Another dot in the blogosphere?

Reflecting on TEDxYouth@Singapore

Posted on: November 21, 2011

It is hard to describe the stress the accompanies the preparation for a TED talk. The relief I experienced immediately after my talk was over is easy to understand. The attention I received during the break was totally unexpected.

After committing to the talk, my six-week preparation involved daily revisions and reflections in Evernote. I had four separate notes: TED briefing notes, presentation videos and tips, my ideas and story outlines, and my script.

I ended up with one Prezi idea I did not use and three versions of my presentation. I whittled down the content from 18 minutes in the original version to just under 15 minutes (the TEDxYouth@Singapore time limit) in the second and finally to 13 minutes in the version I used.

I brainstormed, reflected and practised as often as I could: As I travelled on the bus, in between meetings and appointments, in the bath and right before falling asleep. The payoff was that telling my story became almost muscle memory.

I was nervous, of course, but not because it was a ‘live’ event. I used that energy to fire myself up. Rather, I was nervous because it was recorded and my words could carry beyond the time and context of the talk.

But I was overwhelmed by the response of the audience during the break and outside the auditorium. At first just a few people approached me before and after my talk. They were mostly working adults who were shared similar ideas and/or had social or game startups.

During the break, I met mostly teachers and students who peppered me with questions and comments. I was very impressed by how perceptive they were. Collectively, they asked the same questions or brought up the same concerns that senior teachers and researchers have asked me before.

The difference seemed to lie in their mindsets or attitudes. The youth were no less critical, but they were less skeptical, more supportive and more energetic.
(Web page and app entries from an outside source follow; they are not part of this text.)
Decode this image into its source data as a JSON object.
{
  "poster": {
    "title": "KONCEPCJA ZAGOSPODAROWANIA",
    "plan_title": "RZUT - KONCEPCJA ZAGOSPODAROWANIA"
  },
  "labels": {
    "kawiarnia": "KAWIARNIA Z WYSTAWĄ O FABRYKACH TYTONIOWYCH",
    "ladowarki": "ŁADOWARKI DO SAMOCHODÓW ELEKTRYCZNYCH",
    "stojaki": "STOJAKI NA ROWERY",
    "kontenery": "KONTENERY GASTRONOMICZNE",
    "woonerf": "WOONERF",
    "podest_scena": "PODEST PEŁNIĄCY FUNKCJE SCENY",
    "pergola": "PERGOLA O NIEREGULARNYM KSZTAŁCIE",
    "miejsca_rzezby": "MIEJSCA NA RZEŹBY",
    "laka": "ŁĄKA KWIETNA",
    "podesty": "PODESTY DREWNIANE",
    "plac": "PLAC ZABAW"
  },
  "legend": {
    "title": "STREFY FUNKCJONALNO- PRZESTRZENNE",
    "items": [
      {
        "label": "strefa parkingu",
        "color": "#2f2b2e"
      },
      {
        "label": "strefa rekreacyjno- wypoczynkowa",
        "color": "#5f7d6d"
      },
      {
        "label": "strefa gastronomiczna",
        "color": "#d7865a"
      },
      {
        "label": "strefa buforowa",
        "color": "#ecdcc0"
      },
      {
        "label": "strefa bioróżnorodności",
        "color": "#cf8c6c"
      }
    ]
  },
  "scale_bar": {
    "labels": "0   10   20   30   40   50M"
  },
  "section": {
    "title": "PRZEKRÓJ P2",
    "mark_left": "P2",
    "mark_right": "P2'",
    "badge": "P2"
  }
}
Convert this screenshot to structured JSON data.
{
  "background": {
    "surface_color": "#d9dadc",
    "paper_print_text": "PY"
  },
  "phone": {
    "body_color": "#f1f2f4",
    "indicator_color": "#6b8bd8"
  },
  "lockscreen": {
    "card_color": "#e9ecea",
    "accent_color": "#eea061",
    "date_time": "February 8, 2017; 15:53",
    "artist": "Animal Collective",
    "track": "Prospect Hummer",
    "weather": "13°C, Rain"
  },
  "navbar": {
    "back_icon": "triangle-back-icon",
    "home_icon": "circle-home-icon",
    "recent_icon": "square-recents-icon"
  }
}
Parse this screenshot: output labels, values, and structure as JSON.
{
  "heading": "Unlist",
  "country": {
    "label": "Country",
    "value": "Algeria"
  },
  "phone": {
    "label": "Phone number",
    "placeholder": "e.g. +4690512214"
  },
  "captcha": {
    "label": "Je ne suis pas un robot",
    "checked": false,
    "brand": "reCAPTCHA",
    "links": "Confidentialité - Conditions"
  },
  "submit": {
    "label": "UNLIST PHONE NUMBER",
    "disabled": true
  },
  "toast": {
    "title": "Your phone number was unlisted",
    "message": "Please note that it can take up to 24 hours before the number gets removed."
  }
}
They were excited about the possibilities for game-based learning. They shared how schooling drained their passion and joy for learning. They craved change. This was a timely reminder to me why I try to educate teachers the way I do.

Sidenote: I was impressed by the stream of tweets that flowed during the event. There was a section of bloggers and tweeters and their coverage of the event was thorough. One blogger in particular, did an exceptional job of summarizing the main points of each talk.

If you asked me if I would ever give a TED talk again immediately after I stepped off the stage, I would have given you a flat no. Now that I have experienced it first hand, I am tempted to say yes again.

By the way, to the folks who emailed me and/or are following this blog, please forgive me if I take a bit of time to consider your ideas and resources. There is quite a lot to take in but I will get back to you as soon as I can.

4 Responses to "Reflecting on TEDxYouth@Singapore"

Your talk, was not in vain (:


Thank you for the kind words!


Hi Ashley,

I loved your talk and you really inspired me to think big and wide about GBL. Would love to meet up some day soon for coffee!

Meanwhile, let’s keep in contact!



Hi Benjamin,

It was a pleasure meeting and chatting with you briefly at the event. If you wish to meet up, here’s my calendar:


Leave a Reply

Fill in your details below or click an icon to log in: Logo

You are commenting using your account. Log Out /  Change )

Google photo

You are commenting using your Google account. Log Out /  Change )

Twitter picture

You are commenting using your Twitter account. Log Out /  Change )

Facebook photo

You are commenting using your Facebook account. Log Out /  Change )

Connecting to %s

This site uses Akismet to reduce spam. Learn how your comment data is processed.


Usage policy

%d bloggers like this: